Is this book worth buying?
This memoir is sad, deeply personal and a sensitive read, having me turning page after page making me want to reach out to the the author herself and wrap my arms around her telling her that not everyone is bad and that there are some good honest people out there. Of course Kelly is no longer a child anymore, but she is worthy of a hug regardless.
I admire Kelly for visiting the nuns as an adult, having the courage to come face to face with one of the sisters that she and the other children dreaded. How that same sister never really changed terribly much and how she had taken on a different name which Kelly recalls was never used while she was there.
I commend Kelly for taking a leap outside her comfort zone to spend time in a Kibbutz for it was in Israel, she found herself and made peace with her past.
Rock Me Gently teaches us so much and is beautifully written without the need to add any more. Not long after the books release first release, many people came forward with their own stories of their own childhoods spent in orphanages. Some from my research I noticed however had spoken out had done so, but at that time no one had done a documentary let alone a book.
Then there were also some who claim were at the orphanage around the same time who believed that Kelly was not even there when the tragedy at the sea took place. At the end of this book are several appendixes leaving you to be the judge and for you to decide what you think is right and whether to believe.
This book was first released in 2005 with quotations from various other books considered as plagiarism, but in the end there was little evidence to support it.
A book like this is no easy task to write in any case. What Kelly went through, was horrific and I am glad to hear many others have spoken out and expressed their own sorrows.
It took me a week to read this book, I was that taken by it.
It is my hope now with Kelly’s guidance, that there be a movie made from it, making people more aware and how fortunate she was able to get out after she runs away with another girl. My heart pounded after they ran from the Police station, wondering if they were going to get caught and suffer yet again in the hands of the Nuns.
It will leave you thinking and wanting to find out more as I did long after you finish the book. I have since gone on to find articles about others and I have shared two examples of this in here, one from YouTube a documentary made for television (Kelly herself has viewed it).

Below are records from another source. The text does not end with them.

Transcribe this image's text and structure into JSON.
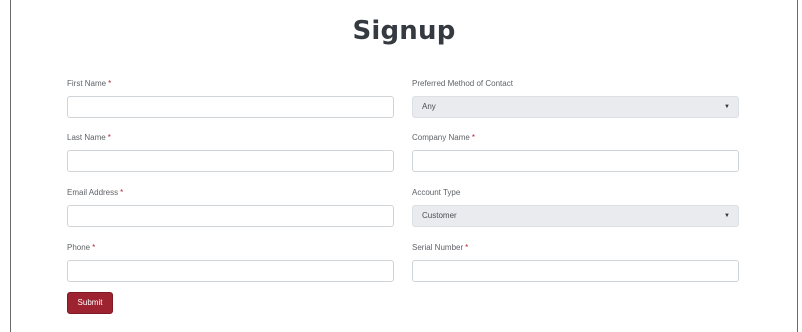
{
  "form": {
    "title": "Signup",
    "required_marker": "*",
    "fields": {
      "first_name": {
        "label": "First Name",
        "value": ""
      },
      "last_name": {
        "label": "Last Name",
        "value": ""
      },
      "email": {
        "label": "Email Address",
        "value": ""
      },
      "phone": {
        "label": "Phone",
        "value": ""
      },
      "preferred_contact": {
        "label": "Preferred Method of Contact",
        "selected": "Any"
      },
      "company_name": {
        "label": "Company Name",
        "value": ""
      },
      "account_type": {
        "label": "Account Type",
        "selected": "Customer"
      },
      "serial_number": {
        "label": "Serial Number",
        "value": ""
      }
    },
    "submit_label": "Submit"
  },
  "colors": {
    "title": "#343a40",
    "required": "#b02a37",
    "submit_bg": "#9e2331",
    "select_bg": "#e9ebef"
  },
  "icons": {
    "select_caret": "caret-down-icon"
  }
}
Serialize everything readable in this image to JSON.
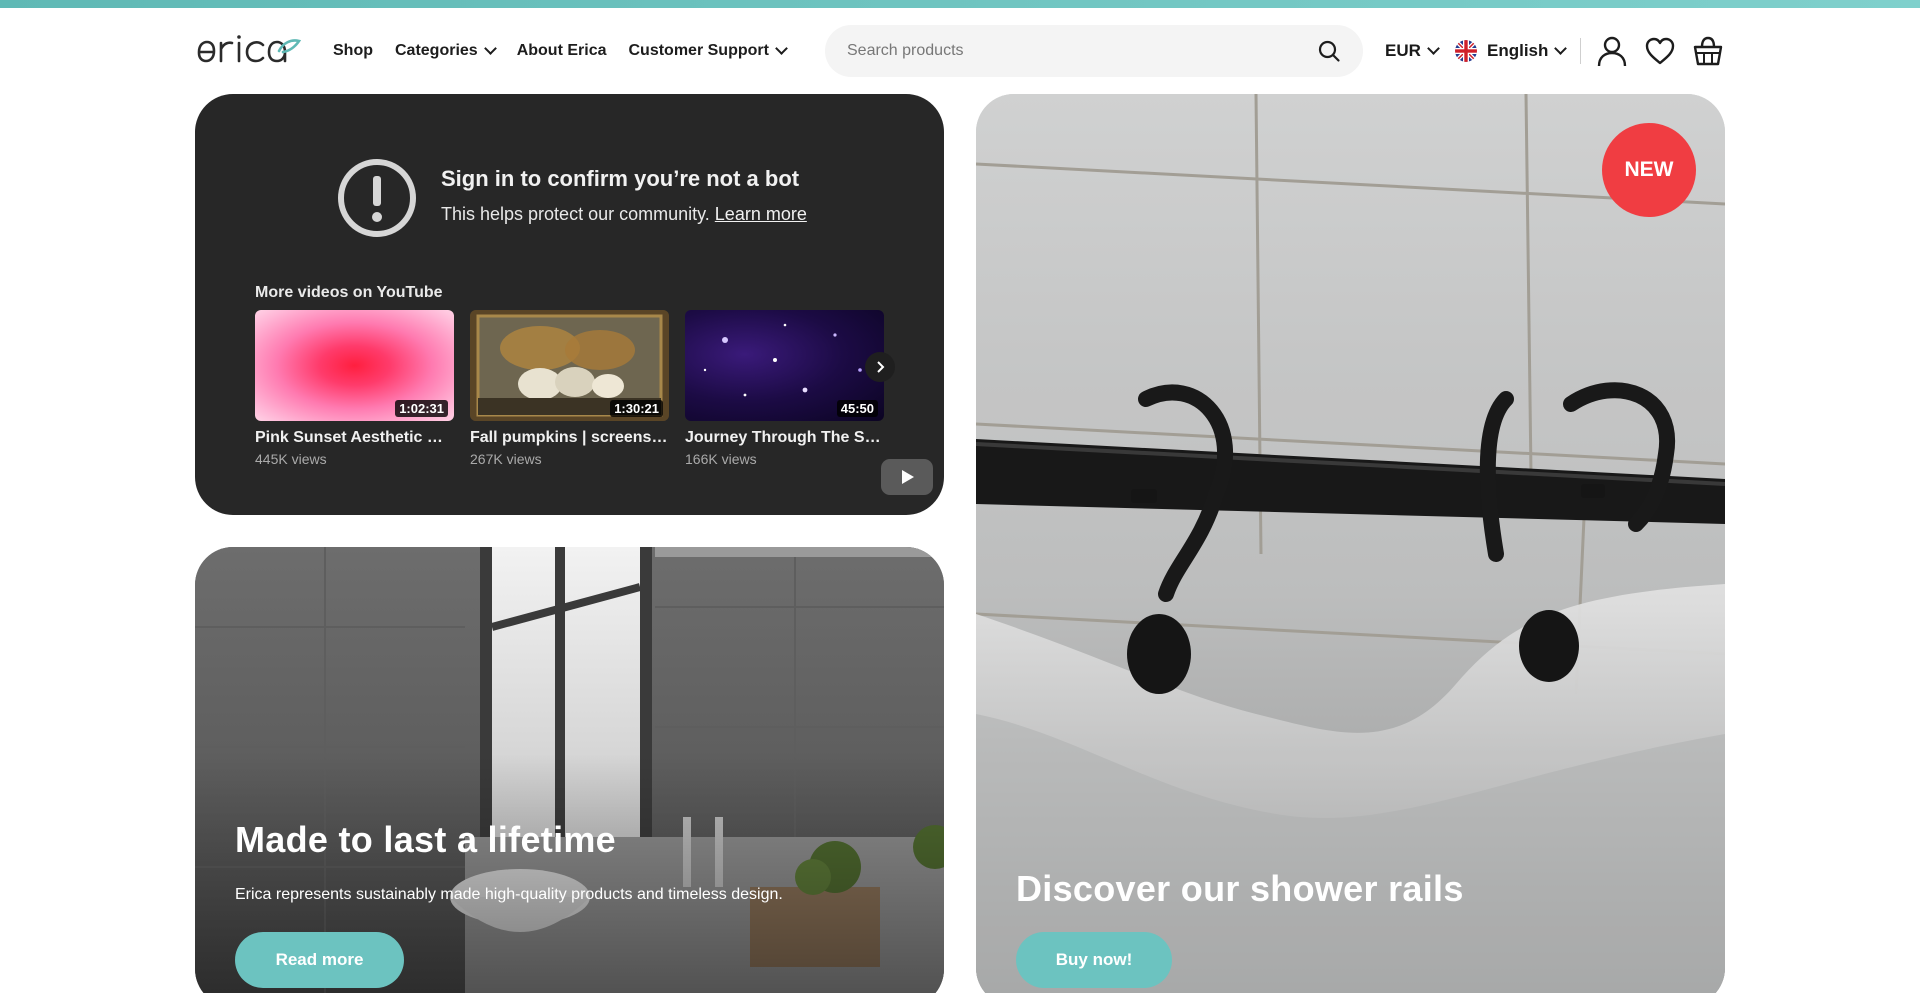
{
  "header": {
    "logo_text": "erica",
    "nav": {
      "shop": "Shop",
      "categories": "Categories",
      "about": "About Erica",
      "support": "Customer Support"
    },
    "search_placeholder": "Search products",
    "currency": "EUR",
    "language": "English",
    "icons": [
      "search-icon",
      "chevron-down-icon",
      "uk-flag-icon",
      "user-icon",
      "heart-icon",
      "basket-icon"
    ]
  },
  "youtube_embed": {
    "title": "Sign in to confirm you’re not a bot",
    "subtitle": "This helps protect our community.",
    "learn_more": "Learn more",
    "more_videos_label": "More videos on YouTube",
    "videos": [
      {
        "title": "Pink Sunset Aesthetic Gra...",
        "views": "445K views",
        "duration": "1:02:31"
      },
      {
        "title": "Fall pumpkins | screensav...",
        "views": "267K views",
        "duration": "1:30:21"
      },
      {
        "title": "Journey Through The Stars",
        "views": "166K views",
        "duration": "45:50"
      }
    ]
  },
  "lifetime_card": {
    "title": "Made to last a lifetime",
    "text": "Erica represents sustainably made high-quality products and timeless design.",
    "button": "Read more"
  },
  "shower_card": {
    "badge": "NEW",
    "title": "Discover our shower rails",
    "button": "Buy now!"
  },
  "colors": {
    "accent": "#6cc3c0",
    "badge": "#f03d42",
    "embed_bg": "#272727"
  }
}
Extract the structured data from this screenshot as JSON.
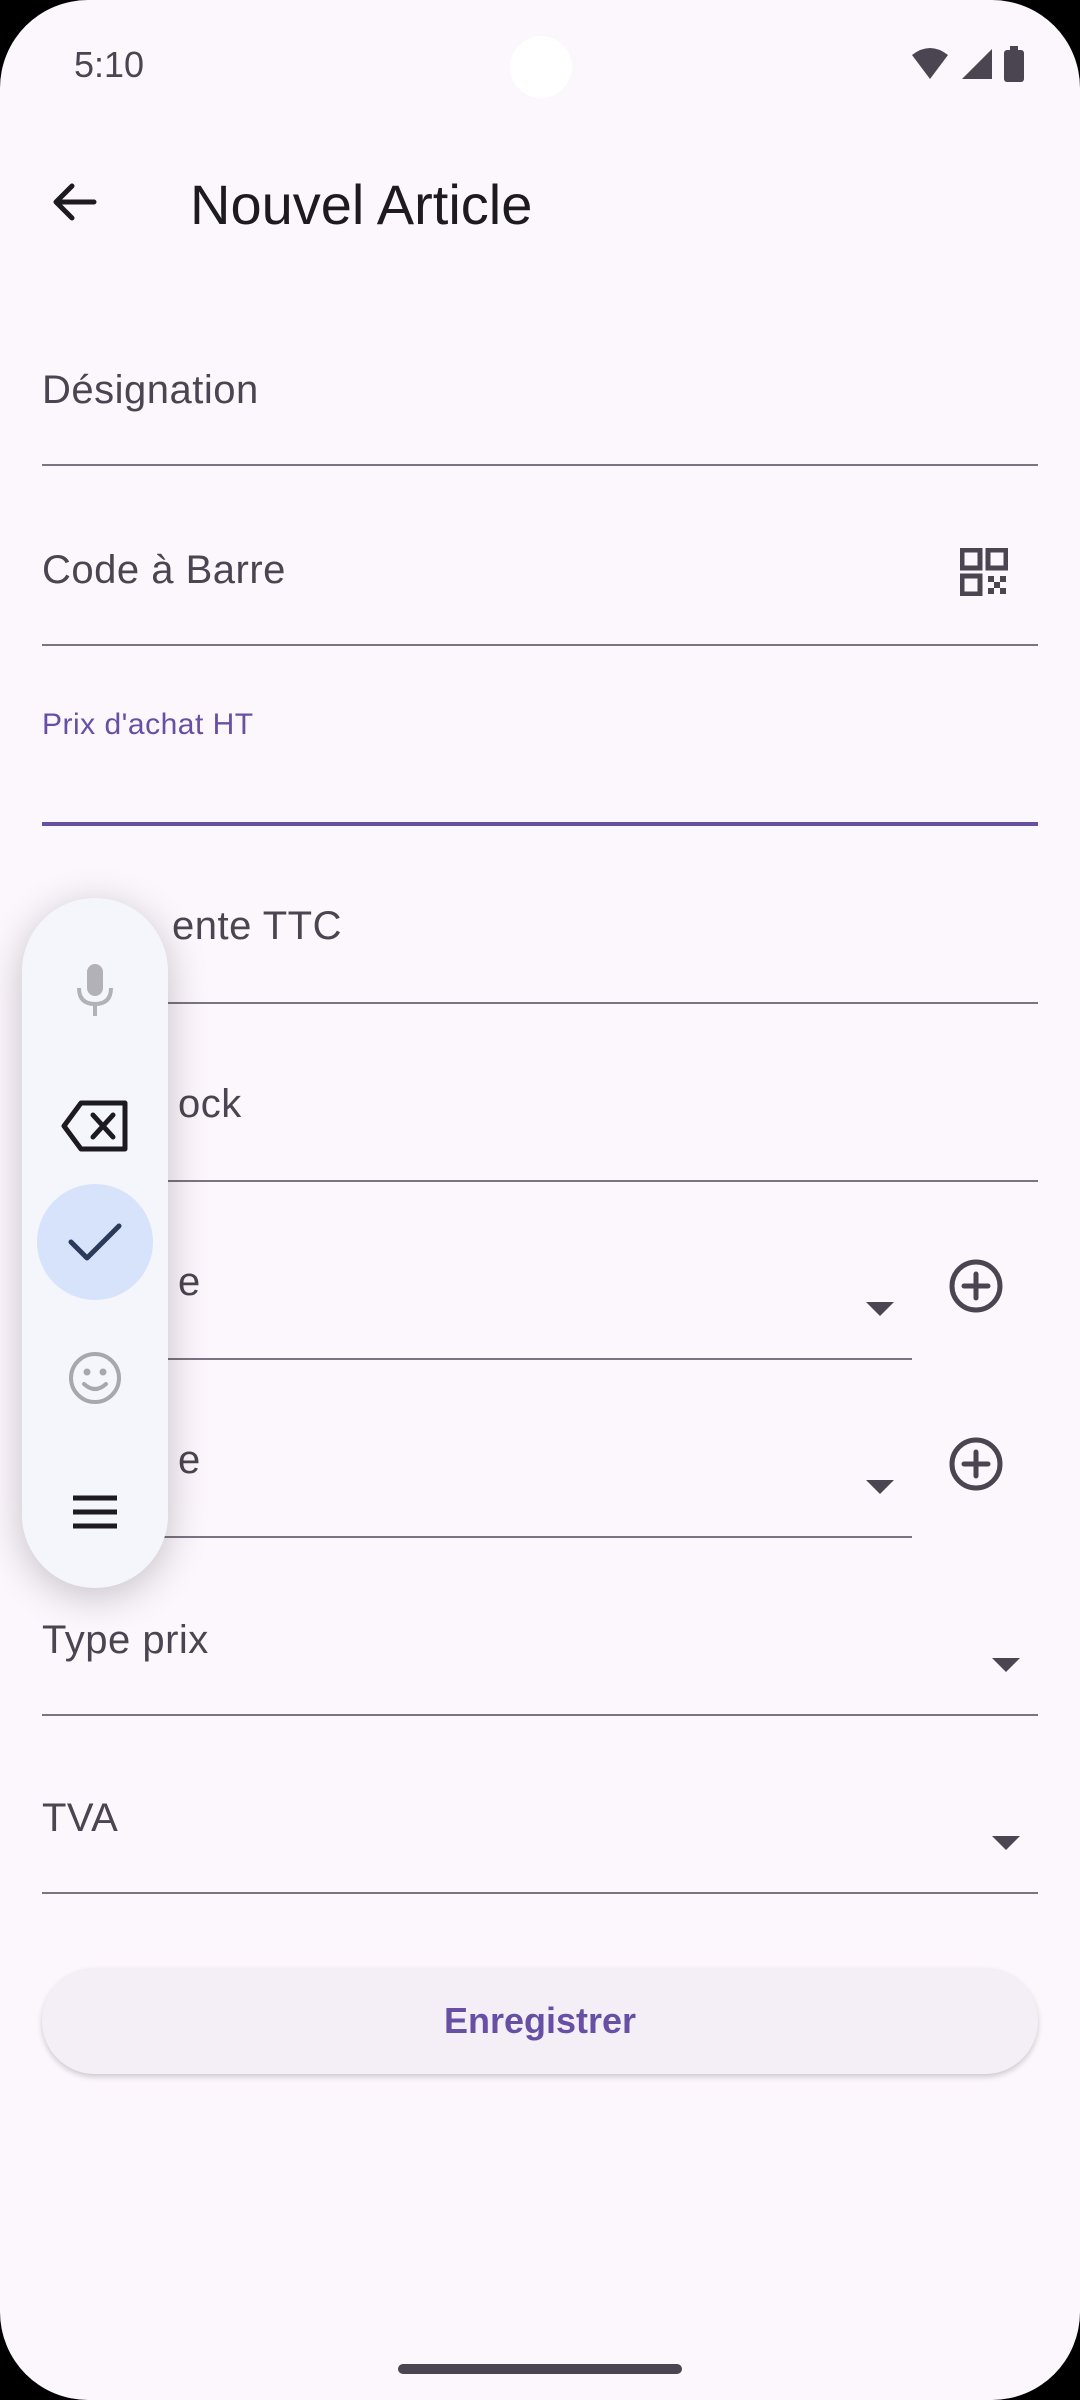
{
  "status_bar": {
    "time": "5:10"
  },
  "appbar": {
    "title": "Nouvel Article",
    "back_icon": "arrow-back-icon"
  },
  "form": {
    "designation": {
      "label": "Désignation"
    },
    "barcode": {
      "label": "Code à Barre",
      "icon": "qr-code-icon"
    },
    "purchase_price": {
      "label": "Prix d'achat HT",
      "value": ""
    },
    "sale_price": {
      "label": "Prix vente TTC",
      "visible_text": "ente TTC"
    },
    "stock": {
      "label": "Stock",
      "visible_text": "ock"
    },
    "dropdown1": {
      "visible_text": "e"
    },
    "dropdown2": {
      "visible_text": "e"
    },
    "price_type": {
      "label": "Type prix"
    },
    "tva": {
      "label": "TVA"
    },
    "save_button": "Enregistrer"
  },
  "keyboard_toolbar": {
    "items": [
      "mic-icon",
      "backspace-icon",
      "check-icon",
      "emoji-icon",
      "menu-icon"
    ],
    "active": "check-icon"
  },
  "colors": {
    "accent": "#6750a4",
    "background": "#fcf6fd",
    "toolbar_active": "#d6e3fb"
  }
}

and the other being an article from The Independent, a British newspaper written long before Kelly’s two books were published.